• [Exercise]:
Scan the entries below for the word "true" and copy every line in which it occurs.

(Records for this exercise begins)

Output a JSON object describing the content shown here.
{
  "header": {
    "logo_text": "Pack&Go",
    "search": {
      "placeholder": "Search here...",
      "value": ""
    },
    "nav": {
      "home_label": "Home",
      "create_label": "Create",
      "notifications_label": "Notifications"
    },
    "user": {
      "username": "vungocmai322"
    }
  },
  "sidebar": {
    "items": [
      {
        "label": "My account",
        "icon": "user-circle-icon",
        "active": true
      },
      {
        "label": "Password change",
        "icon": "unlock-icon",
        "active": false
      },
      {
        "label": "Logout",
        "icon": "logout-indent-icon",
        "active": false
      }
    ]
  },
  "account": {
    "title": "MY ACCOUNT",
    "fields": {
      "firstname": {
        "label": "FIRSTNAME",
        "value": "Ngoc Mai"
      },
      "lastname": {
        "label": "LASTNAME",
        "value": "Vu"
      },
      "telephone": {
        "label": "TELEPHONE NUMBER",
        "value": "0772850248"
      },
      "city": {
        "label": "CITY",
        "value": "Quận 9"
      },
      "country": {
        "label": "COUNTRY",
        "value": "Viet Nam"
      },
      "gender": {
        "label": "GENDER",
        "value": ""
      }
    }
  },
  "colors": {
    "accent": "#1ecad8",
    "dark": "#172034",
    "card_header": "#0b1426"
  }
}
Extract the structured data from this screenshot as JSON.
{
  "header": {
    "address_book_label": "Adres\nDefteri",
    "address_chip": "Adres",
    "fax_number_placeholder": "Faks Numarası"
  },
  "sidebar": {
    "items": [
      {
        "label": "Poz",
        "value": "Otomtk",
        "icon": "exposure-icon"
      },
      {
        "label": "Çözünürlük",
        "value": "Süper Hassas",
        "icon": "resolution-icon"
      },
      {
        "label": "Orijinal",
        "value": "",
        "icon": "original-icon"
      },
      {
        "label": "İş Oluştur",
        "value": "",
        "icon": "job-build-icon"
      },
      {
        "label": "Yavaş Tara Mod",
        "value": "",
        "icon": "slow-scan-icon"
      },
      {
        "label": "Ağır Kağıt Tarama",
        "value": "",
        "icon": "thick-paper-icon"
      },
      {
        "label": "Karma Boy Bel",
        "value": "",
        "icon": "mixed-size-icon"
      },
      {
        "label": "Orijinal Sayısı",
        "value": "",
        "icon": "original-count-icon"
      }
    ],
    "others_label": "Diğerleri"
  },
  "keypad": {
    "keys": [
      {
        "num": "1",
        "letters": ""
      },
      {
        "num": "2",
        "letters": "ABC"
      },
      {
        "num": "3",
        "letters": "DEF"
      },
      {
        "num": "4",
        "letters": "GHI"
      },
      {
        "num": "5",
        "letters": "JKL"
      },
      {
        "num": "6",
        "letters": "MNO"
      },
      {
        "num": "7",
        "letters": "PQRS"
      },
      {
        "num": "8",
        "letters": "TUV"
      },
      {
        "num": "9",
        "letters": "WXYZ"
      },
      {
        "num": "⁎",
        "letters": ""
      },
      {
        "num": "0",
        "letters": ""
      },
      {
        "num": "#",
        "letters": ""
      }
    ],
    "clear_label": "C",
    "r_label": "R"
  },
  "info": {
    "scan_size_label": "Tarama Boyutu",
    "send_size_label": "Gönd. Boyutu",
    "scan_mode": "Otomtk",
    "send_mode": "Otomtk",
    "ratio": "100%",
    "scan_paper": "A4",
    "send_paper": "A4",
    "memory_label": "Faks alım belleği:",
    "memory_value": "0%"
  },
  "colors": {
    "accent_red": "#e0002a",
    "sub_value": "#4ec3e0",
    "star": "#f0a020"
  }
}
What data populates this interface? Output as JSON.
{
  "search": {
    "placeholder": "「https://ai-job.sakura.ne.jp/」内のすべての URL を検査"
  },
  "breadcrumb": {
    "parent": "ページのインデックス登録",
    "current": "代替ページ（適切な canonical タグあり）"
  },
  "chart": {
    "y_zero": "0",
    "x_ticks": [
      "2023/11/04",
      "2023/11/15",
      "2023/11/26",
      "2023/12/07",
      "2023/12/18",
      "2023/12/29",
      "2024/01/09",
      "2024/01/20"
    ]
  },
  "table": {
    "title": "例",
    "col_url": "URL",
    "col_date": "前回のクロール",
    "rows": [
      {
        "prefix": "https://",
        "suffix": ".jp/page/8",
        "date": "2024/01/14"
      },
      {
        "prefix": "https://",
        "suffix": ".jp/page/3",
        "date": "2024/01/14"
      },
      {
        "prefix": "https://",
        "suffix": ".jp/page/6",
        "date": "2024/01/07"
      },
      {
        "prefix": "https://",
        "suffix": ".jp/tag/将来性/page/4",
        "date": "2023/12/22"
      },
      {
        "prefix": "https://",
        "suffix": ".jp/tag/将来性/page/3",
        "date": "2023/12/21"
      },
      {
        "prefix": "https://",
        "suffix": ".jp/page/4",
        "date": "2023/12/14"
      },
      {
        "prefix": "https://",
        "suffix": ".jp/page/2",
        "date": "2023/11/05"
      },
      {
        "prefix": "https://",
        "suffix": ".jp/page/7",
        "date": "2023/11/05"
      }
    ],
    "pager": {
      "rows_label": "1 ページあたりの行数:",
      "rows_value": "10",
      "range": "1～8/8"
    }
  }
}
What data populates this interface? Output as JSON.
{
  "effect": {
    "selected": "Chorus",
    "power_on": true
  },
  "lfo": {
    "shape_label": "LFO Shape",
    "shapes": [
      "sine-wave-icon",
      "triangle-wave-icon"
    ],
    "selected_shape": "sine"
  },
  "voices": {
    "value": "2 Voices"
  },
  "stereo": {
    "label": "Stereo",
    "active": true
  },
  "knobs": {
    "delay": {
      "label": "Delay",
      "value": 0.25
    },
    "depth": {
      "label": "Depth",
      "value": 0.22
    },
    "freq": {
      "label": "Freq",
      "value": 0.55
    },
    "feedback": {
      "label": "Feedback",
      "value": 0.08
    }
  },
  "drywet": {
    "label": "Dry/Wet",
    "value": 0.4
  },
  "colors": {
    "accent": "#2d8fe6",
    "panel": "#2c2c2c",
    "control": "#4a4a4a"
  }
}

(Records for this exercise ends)

• [Reply to the exercise]:
        "active": true
    "power_on": true
    "active": true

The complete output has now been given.